### WORK REQUIRED:
Your reply is to be the lines below, exactly as written, with images omitted.
**** SUPPLIED INFORMATION
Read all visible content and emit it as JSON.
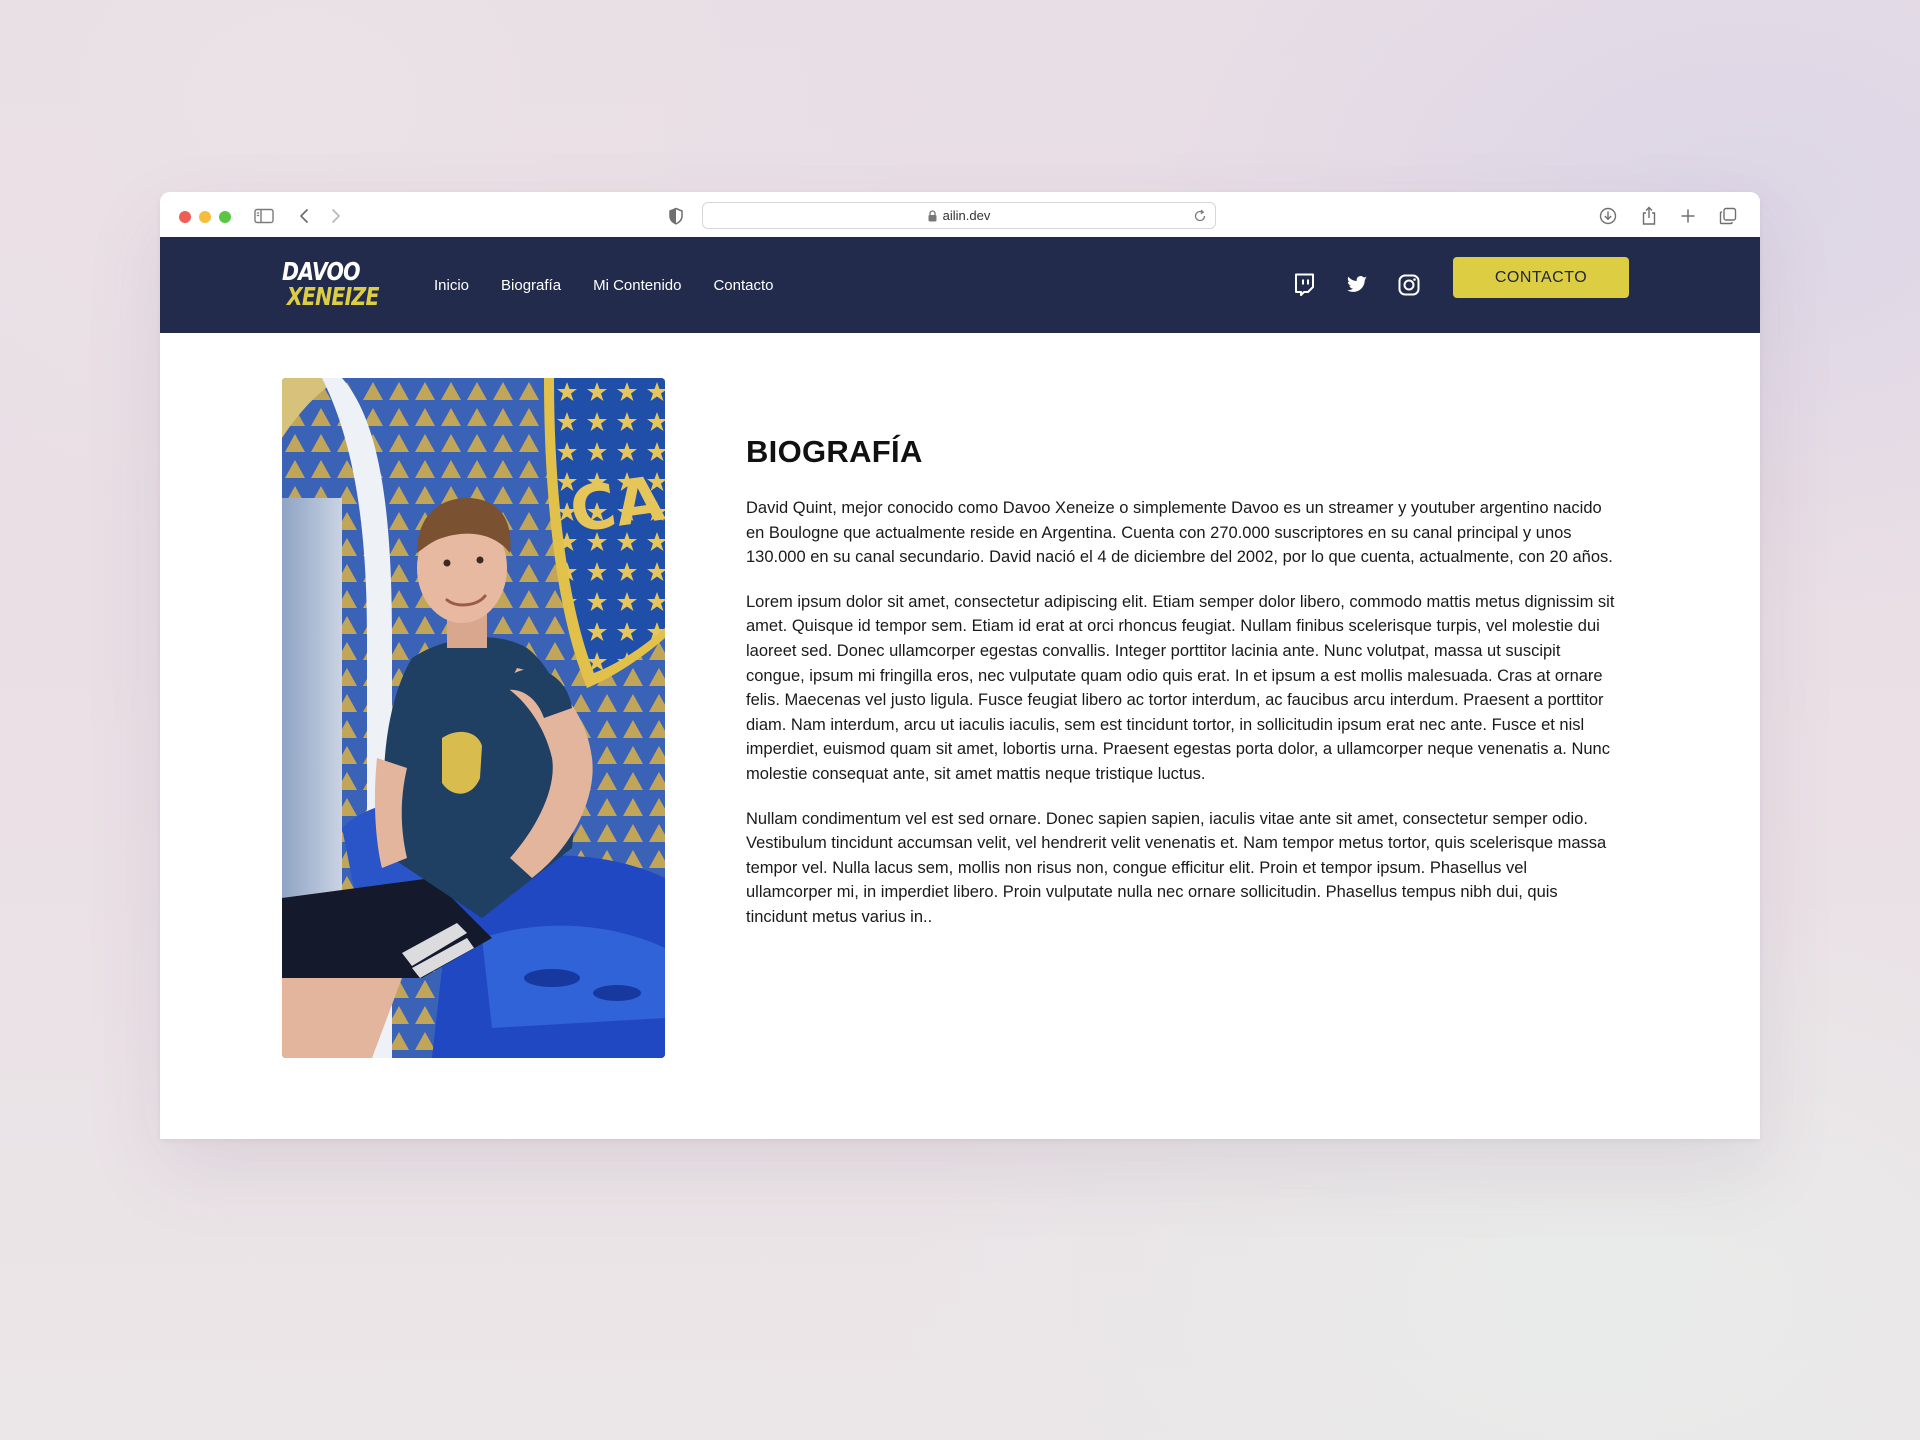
{
  "browser": {
    "url": "ailin.dev",
    "icons": [
      "sidebar-icon",
      "back-icon",
      "forward-icon",
      "shield-icon",
      "lock-icon",
      "reload-icon",
      "download-icon",
      "share-icon",
      "new-tab-icon",
      "tabs-overview-icon"
    ]
  },
  "site": {
    "logo": {
      "line1": "DAVOO",
      "line2": "XENEIZE"
    },
    "nav": [
      {
        "label": "Inicio"
      },
      {
        "label": "Biografía"
      },
      {
        "label": "Mi Contenido"
      },
      {
        "label": "Contacto"
      }
    ],
    "social_icons": [
      "twitch-icon",
      "twitter-icon",
      "instagram-icon"
    ],
    "cta_label": "CONTACTO",
    "colors": {
      "nav_bg": "#222b4c",
      "accent": "#dccd43"
    }
  },
  "bio": {
    "title": "BIOGRAFÍA",
    "paragraphs": [
      "David Quint, mejor conocido como Davoo Xeneize o simplemente Davoo es un streamer y youtuber argentino nacido en Boulogne que actualmente reside en Argentina. Cuenta con 270.000 suscriptores en su canal principal y unos 130.000 en su canal secundario. David nació el 4 de diciembre del 2002, por lo que cuenta, actualmente, con 20 años.",
      "Lorem ipsum dolor sit amet, consectetur adipiscing elit. Etiam semper dolor libero, commodo mattis metus dignissim sit amet. Quisque id tempor sem. Etiam id erat at orci rhoncus feugiat. Nullam finibus scelerisque turpis, vel molestie dui laoreet sed. Donec ullamcorper egestas convallis. Integer porttitor lacinia ante. Nunc volutpat, massa ut suscipit congue, ipsum mi fringilla eros, nec vulputate quam odio quis erat. In et ipsum a est mollis malesuada. Cras at ornare felis. Maecenas vel justo ligula. Fusce feugiat libero ac tortor interdum, ac faucibus arcu interdum. Praesent a porttitor diam. Nam interdum, arcu ut iaculis iaculis, sem est tincidunt tortor, in sollicitudin ipsum erat nec ante. Fusce et nisl imperdiet, euismod quam sit amet, lobortis urna. Praesent egestas porta dolor, a ullamcorper neque venenatis a. Nunc molestie consequat ante, sit amet mattis neque tristique luctus.",
      "Nullam condimentum vel est sed ornare. Donec sapien sapien, iaculis vitae ante sit amet, consectetur semper odio. Vestibulum tincidunt accumsan velit, vel hendrerit velit venenatis et. Nam tempor metus tortor, quis scelerisque massa tempor vel. Nulla lacus sem, mollis non risus non, congue efficitur elit. Proin et tempor ipsum. Phasellus vel ullamcorper mi, in imperdiet libero. Proin vulputate nulla nec ornare sollicitudin. Phasellus tempus nibh dui, quis tincidunt metus varius in.."
    ]
  }
}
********
### ANSWER TO THE PROBLEM:
Read all visible content and emit it as JSON.
{
  "browser": {
    "url": "ailin.dev",
    "icons": [
      "sidebar-icon",
      "back-icon",
      "forward-icon",
      "shield-icon",
      "lock-icon",
      "reload-icon",
      "download-icon",
      "share-icon",
      "new-tab-icon",
      "tabs-overview-icon"
    ]
  },
  "site": {
    "logo": {
      "line1": "DAVOO",
      "line2": "XENEIZE"
    },
    "nav": [
      {
        "label": "Inicio"
      },
      {
        "label": "Biografía"
      },
      {
        "label": "Mi Contenido"
      },
      {
        "label": "Contacto"
      }
    ],
    "social_icons": [
      "twitch-icon",
      "twitter-icon",
      "instagram-icon"
    ],
    "cta_label": "CONTACTO",
    "colors": {
      "nav_bg": "#222b4c",
      "accent": "#dccd43"
    }
  },
  "bio": {
    "title": "BIOGRAFÍA",
    "paragraphs": [
      "David Quint, mejor conocido como Davoo Xeneize o simplemente Davoo es un streamer y youtuber argentino nacido en Boulogne que actualmente reside en Argentina. Cuenta con 270.000 suscriptores en su canal principal y unos 130.000 en su canal secundario. David nació el 4 de diciembre del 2002, por lo que cuenta, actualmente, con 20 años.",
      "Lorem ipsum dolor sit amet, consectetur adipiscing elit. Etiam semper dolor libero, commodo mattis metus dignissim sit amet. Quisque id tempor sem. Etiam id erat at orci rhoncus feugiat. Nullam finibus scelerisque turpis, vel molestie dui laoreet sed. Donec ullamcorper egestas convallis. Integer porttitor lacinia ante. Nunc volutpat, massa ut suscipit congue, ipsum mi fringilla eros, nec vulputate quam odio quis erat. In et ipsum a est mollis malesuada. Cras at ornare felis. Maecenas vel justo ligula. Fusce feugiat libero ac tortor interdum, ac faucibus arcu interdum. Praesent a porttitor diam. Nam interdum, arcu ut iaculis iaculis, sem est tincidunt tortor, in sollicitudin ipsum erat nec ante. Fusce et nisl imperdiet, euismod quam sit amet, lobortis urna. Praesent egestas porta dolor, a ullamcorper neque venenatis a. Nunc molestie consequat ante, sit amet mattis neque tristique luctus.",
      "Nullam condimentum vel est sed ornare. Donec sapien sapien, iaculis vitae ante sit amet, consectetur semper odio. Vestibulum tincidunt accumsan velit, vel hendrerit velit venenatis et. Nam tempor metus tortor, quis scelerisque massa tempor vel. Nulla lacus sem, mollis non risus non, congue efficitur elit. Proin et tempor ipsum. Phasellus vel ullamcorper mi, in imperdiet libero. Proin vulputate nulla nec ornare sollicitudin. Phasellus tempus nibh dui, quis tincidunt metus varius in.."
    ]
  }
}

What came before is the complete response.